> [Dataset content]:

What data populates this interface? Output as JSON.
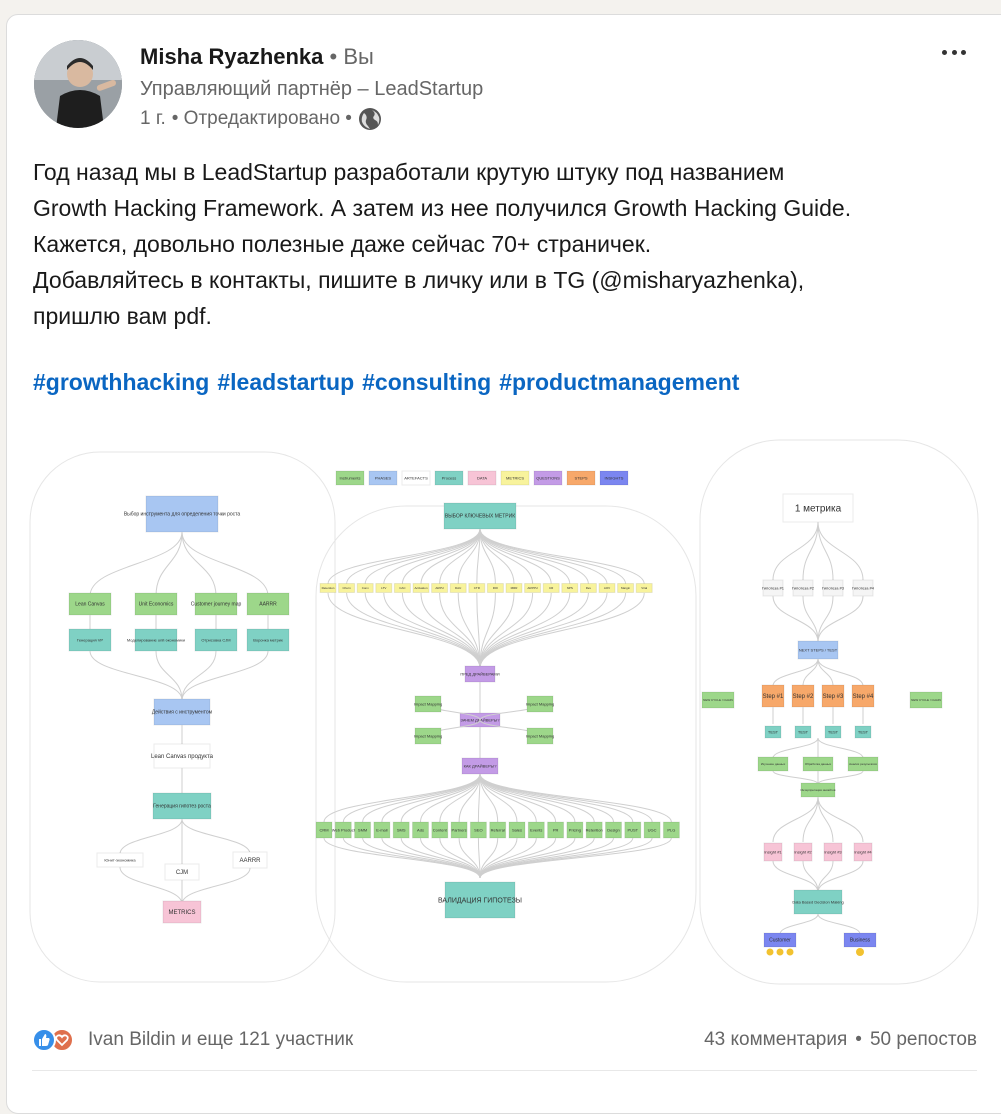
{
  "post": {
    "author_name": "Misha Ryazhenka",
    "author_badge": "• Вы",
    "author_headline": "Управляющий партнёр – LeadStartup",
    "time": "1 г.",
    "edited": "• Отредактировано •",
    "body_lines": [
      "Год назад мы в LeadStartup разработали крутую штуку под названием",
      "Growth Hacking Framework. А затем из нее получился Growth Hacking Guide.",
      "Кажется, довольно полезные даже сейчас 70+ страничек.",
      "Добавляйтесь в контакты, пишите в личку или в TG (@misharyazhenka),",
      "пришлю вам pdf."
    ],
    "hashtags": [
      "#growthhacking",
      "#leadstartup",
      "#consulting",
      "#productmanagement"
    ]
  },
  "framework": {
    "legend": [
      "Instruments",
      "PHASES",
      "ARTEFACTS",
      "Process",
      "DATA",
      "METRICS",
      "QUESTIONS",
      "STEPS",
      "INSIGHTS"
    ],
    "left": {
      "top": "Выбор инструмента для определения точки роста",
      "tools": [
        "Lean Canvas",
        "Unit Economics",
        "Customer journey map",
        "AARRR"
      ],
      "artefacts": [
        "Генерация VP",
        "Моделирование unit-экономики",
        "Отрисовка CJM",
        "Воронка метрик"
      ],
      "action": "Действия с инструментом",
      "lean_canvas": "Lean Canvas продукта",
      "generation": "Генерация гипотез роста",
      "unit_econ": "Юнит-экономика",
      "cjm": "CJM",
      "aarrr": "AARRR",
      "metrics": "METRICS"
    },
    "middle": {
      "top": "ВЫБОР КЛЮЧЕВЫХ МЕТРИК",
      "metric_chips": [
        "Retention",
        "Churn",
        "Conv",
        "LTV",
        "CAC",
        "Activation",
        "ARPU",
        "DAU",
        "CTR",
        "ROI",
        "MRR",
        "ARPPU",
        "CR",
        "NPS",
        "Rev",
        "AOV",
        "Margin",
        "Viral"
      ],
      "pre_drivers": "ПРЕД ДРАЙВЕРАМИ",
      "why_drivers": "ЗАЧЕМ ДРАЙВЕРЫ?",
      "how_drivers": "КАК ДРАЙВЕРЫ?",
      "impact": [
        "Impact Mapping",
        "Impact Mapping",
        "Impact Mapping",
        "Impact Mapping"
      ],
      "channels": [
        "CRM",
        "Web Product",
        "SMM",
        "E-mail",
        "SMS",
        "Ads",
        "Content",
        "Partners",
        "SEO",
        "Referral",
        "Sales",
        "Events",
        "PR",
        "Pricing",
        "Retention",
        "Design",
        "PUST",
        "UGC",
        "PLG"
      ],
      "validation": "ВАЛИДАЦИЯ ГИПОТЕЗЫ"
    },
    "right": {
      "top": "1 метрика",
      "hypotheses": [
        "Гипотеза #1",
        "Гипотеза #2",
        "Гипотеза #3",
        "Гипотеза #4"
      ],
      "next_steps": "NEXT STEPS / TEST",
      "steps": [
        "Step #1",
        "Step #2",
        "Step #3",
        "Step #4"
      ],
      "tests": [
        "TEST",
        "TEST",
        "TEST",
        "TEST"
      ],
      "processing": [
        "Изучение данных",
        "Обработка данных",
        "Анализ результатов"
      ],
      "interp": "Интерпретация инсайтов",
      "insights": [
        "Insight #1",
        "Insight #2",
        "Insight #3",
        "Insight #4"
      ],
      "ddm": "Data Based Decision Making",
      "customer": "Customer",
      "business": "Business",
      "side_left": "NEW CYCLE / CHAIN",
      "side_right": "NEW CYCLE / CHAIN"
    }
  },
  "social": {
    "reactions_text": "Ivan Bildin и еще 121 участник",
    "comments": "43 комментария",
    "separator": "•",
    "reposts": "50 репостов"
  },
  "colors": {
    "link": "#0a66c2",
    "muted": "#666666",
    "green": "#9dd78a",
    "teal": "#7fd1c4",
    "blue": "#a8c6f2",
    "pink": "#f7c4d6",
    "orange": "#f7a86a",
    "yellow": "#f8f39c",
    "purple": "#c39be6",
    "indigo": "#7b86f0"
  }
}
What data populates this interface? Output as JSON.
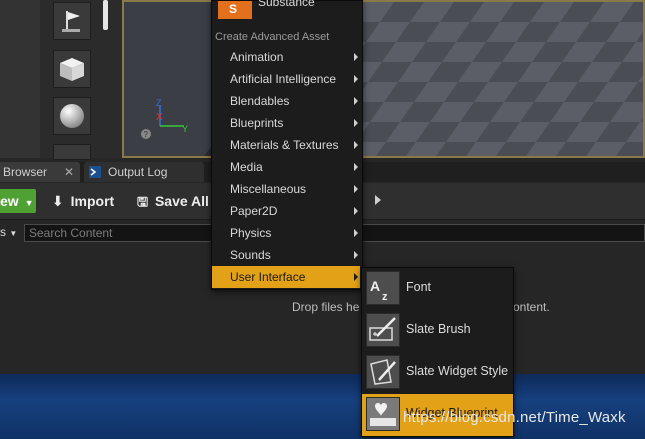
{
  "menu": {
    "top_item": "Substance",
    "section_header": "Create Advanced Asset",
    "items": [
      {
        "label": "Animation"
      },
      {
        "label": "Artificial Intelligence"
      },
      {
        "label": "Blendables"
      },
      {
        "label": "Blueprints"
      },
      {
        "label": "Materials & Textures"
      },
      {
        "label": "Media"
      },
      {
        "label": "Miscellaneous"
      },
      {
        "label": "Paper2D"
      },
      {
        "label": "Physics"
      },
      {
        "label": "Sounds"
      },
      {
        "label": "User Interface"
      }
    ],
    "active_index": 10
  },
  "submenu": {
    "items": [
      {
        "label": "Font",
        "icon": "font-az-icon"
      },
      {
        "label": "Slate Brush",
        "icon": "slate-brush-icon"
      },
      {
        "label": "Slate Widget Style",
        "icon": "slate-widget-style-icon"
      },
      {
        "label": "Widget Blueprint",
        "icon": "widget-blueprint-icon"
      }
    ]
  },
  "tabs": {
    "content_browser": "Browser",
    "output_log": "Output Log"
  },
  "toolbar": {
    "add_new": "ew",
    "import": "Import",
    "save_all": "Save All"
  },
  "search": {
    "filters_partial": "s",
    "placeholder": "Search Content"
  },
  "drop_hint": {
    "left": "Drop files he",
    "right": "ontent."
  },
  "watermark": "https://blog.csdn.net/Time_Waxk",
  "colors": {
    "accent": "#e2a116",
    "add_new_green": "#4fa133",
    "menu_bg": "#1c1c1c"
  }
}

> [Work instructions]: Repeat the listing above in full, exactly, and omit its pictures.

> [Task response]:
What data populates this interface? Output as JSON.
{
  "post": {
    "author_name": "Misha Ryazhenka",
    "author_badge": "• Вы",
    "author_headline": "Управляющий партнёр – LeadStartup",
    "time": "1 г.",
    "edited": "• Отредактировано •",
    "body_lines": [
      "Год назад мы в LeadStartup разработали крутую штуку под названием",
      "Growth Hacking Framework. А затем из нее получился Growth Hacking Guide.",
      "Кажется, довольно полезные даже сейчас 70+ страничек.",
      "Добавляйтесь в контакты, пишите в личку или в TG (@misharyazhenka),",
      "пришлю вам pdf."
    ],
    "hashtags": [
      "#growthhacking",
      "#leadstartup",
      "#consulting",
      "#productmanagement"
    ]
  },
  "framework": {
    "legend": [
      "Instruments",
      "PHASES",
      "ARTEFACTS",
      "Process",
      "DATA",
      "METRICS",
      "QUESTIONS",
      "STEPS",
      "INSIGHTS"
    ],
    "left": {
      "top": "Выбор инструмента для определения точки роста",
      "tools": [
        "Lean Canvas",
        "Unit Economics",
        "Customer journey map",
        "AARRR"
      ],
      "artefacts": [
        "Генерация VP",
        "Моделирование unit-экономики",
        "Отрисовка CJM",
        "Воронка метрик"
      ],
      "action": "Действия с инструментом",
      "lean_canvas": "Lean Canvas продукта",
      "generation": "Генерация гипотез роста",
      "unit_econ": "Юнит-экономика",
      "cjm": "CJM",
      "aarrr": "AARRR",
      "metrics": "METRICS"
    },
    "middle": {
      "top": "ВЫБОР КЛЮЧЕВЫХ МЕТРИК",
      "metric_chips": [
        "Retention",
        "Churn",
        "Conv",
        "LTV",
        "CAC",
        "Activation",
        "ARPU",
        "DAU",
        "CTR",
        "ROI",
        "MRR",
        "ARPPU",
        "CR",
        "NPS",
        "Rev",
        "AOV",
        "Margin",
        "Viral"
      ],
      "pre_drivers": "ПРЕД ДРАЙВЕРАМИ",
      "why_drivers": "ЗАЧЕМ ДРАЙВЕРЫ?",
      "how_drivers": "КАК ДРАЙВЕРЫ?",
      "impact": [
        "Impact Mapping",
        "Impact Mapping",
        "Impact Mapping",
        "Impact Mapping"
      ],
      "channels": [
        "CRM",
        "Web Product",
        "SMM",
        "E-mail",
        "SMS",
        "Ads",
        "Content",
        "Partners",
        "SEO",
        "Referral",
        "Sales",
        "Events",
        "PR",
        "Pricing",
        "Retention",
        "Design",
        "PUST",
        "UGC",
        "PLG"
      ],
      "validation": "ВАЛИДАЦИЯ ГИПОТЕЗЫ"
    },
    "right": {
      "top": "1 метрика",
      "hypotheses": [
        "Гипотеза #1",
        "Гипотеза #2",
        "Гипотеза #3",
        "Гипотеза #4"
      ],
      "next_steps": "NEXT STEPS / TEST",
      "steps": [
        "Step #1",
        "Step #2",
        "Step #3",
        "Step #4"
      ],
      "tests": [
        "TEST",
        "TEST",
        "TEST",
        "TEST"
      ],
      "processing": [
        "Изучение данных",
        "Обработка данных",
        "Анализ результатов"
      ],
      "interp": "Интерпретация инсайтов",
      "insights": [
        "Insight #1",
        "Insight #2",
        "Insight #3",
        "Insight #4"
      ],
      "ddm": "Data Based Decision Making",
      "customer": "Customer",
      "business": "Business",
      "side_left": "NEW CYCLE / CHAIN",
      "side_right": "NEW CYCLE / CHAIN"
    }
  },
  "social": {
    "reactions_text": "Ivan Bildin и еще 121 участник",
    "comments": "43 комментария",
    "separator": "•",
    "reposts": "50 репостов"
  },
  "colors": {
    "link": "#0a66c2",
    "muted": "#666666",
    "green": "#9dd78a",
    "teal": "#7fd1c4",
    "blue": "#a8c6f2",
    "pink": "#f7c4d6",
    "orange": "#f7a86a",
    "yellow": "#f8f39c",
    "purple": "#c39be6",
    "indigo": "#7b86f0"
  }
}
What data populates this interface? Output as JSON.
{
  "menu": {
    "top_item": "Substance",
    "section_header": "Create Advanced Asset",
    "items": [
      {
        "label": "Animation"
      },
      {
        "label": "Artificial Intelligence"
      },
      {
        "label": "Blendables"
      },
      {
        "label": "Blueprints"
      },
      {
        "label": "Materials & Textures"
      },
      {
        "label": "Media"
      },
      {
        "label": "Miscellaneous"
      },
      {
        "label": "Paper2D"
      },
      {
        "label": "Physics"
      },
      {
        "label": "Sounds"
      },
      {
        "label": "User Interface"
      }
    ],
    "active_index": 10
  },
  "submenu": {
    "items": [
      {
        "label": "Font",
        "icon": "font-az-icon"
      },
      {
        "label": "Slate Brush",
        "icon": "slate-brush-icon"
      },
      {
        "label": "Slate Widget Style",
        "icon": "slate-widget-style-icon"
      },
      {
        "label": "Widget Blueprint",
        "icon": "widget-blueprint-icon"
      }
    ]
  },
  "tabs": {
    "content_browser": "Browser",
    "output_log": "Output Log"
  },
  "toolbar": {
    "add_new": "ew",
    "import": "Import",
    "save_all": "Save All"
  },
  "search": {
    "filters_partial": "s",
    "placeholder": "Search Content"
  },
  "drop_hint": {
    "left": "Drop files he",
    "right": "ontent."
  },
  "watermark": "https://blog.csdn.net/Time_Waxk",
  "colors": {
    "accent": "#e2a116",
    "add_new_green": "#4fa133",
    "menu_bg": "#1c1c1c"
  }
}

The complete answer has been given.